The Chicago Teachers Union conducted a walk-out across the city on April 1st. The strike shut down classrooms to protest what the union claims is inadequate state support for Chicago Public Schools (CPS). Besides Chicago’s students, the walk-out leaves behind the next-most-important thing—a sense of fiscal reality. CPS’ real problem isn’t revenue, it’s expenses. Expenses the Chicago Teachers Union helped drive.
Read the rest on CapX, here.
It was opposite day for Marco Rubio during the foreign policy section of Thursday’s CNN-Telemundo GOP debate.
Addressing the 2011 US and NATO intervention in Libya, Rubio made a startling claim:
“We didn’t topple Gaddafi, the Libyan people toppled Gaddafi.”
Rubio seems afflicted with a bad case of amnesia, because in 2011, he was a leading Republican voice calling for a Libyan intervention. That March, he went so far to say that “when an American president says the guy needs to go, you better make sure that it happens because your credibility and your stature in the world is on the line.”
Rubio’s right in a technical sense–the Libyan rebels, not the US Marines, physically deposed Gaddafi, but the Senator’s answer only makes sense if we’re willing to overlook some pretty glaring facts.
Namely, that as part of Operation Odyssey Dawn in March 2011, we fired approximately 124 Tomahawk cruise missiles and deployed B-2 stealth bombers, F-15 and F-16 fighters, A-10 air-to-ground fighters, and AC-130 gunships and a plethora of support ships and aircraft to to disable Libyan anti-air defenses and enforce a no-fly-zone to neutralize the Libyan air force. By the end of March, the no-fly-zone morphed into active air-strikes on Gaddafi’s ground forces under the next phase of the intervention, Operation Unified Protector, which continued until October 2011.
Read the rest on Rare, here.
In a state chock full of evangelical Republicans, a thrice-married, formerly pro-choice reality TV star who openly admits never asking God for forgiveness, has mused about dating his own daughter, and has been rebuked by multiple church heads, just won the GOP primary. What’s more, evangelicals ended up making the difference by throwing a plurality of their support behind Trump.

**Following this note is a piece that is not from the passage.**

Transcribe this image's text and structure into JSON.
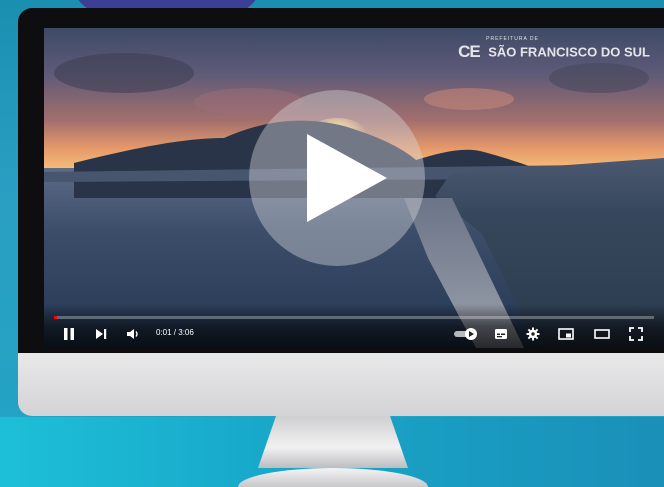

Trump’s Saturday victory in South Carolina carried 32.5 percent of the primary vote, a full 10 points ahead of the nearest challenger, Marco Rubio. Of South Carolina’s Republican primary voters, 72 percent described themselves as born-again Christians. That’s an even bigger portion than four years ago, when evangelicals made up 65 percent of South Carolina voters.
Ted Cruz should have been a serious contender in the Palmetto State, given how much his campaign depends on the religious right. But Trump beat Cruz among evangelicals 33 percent to 27 percent. Even Marco Rubio won a high enough 22 percent of the demographic to eke out a second place finish over Cruz, with support from more moderate voters near the coast and around the state capital of Columbia.
Read the rest on Rare, here.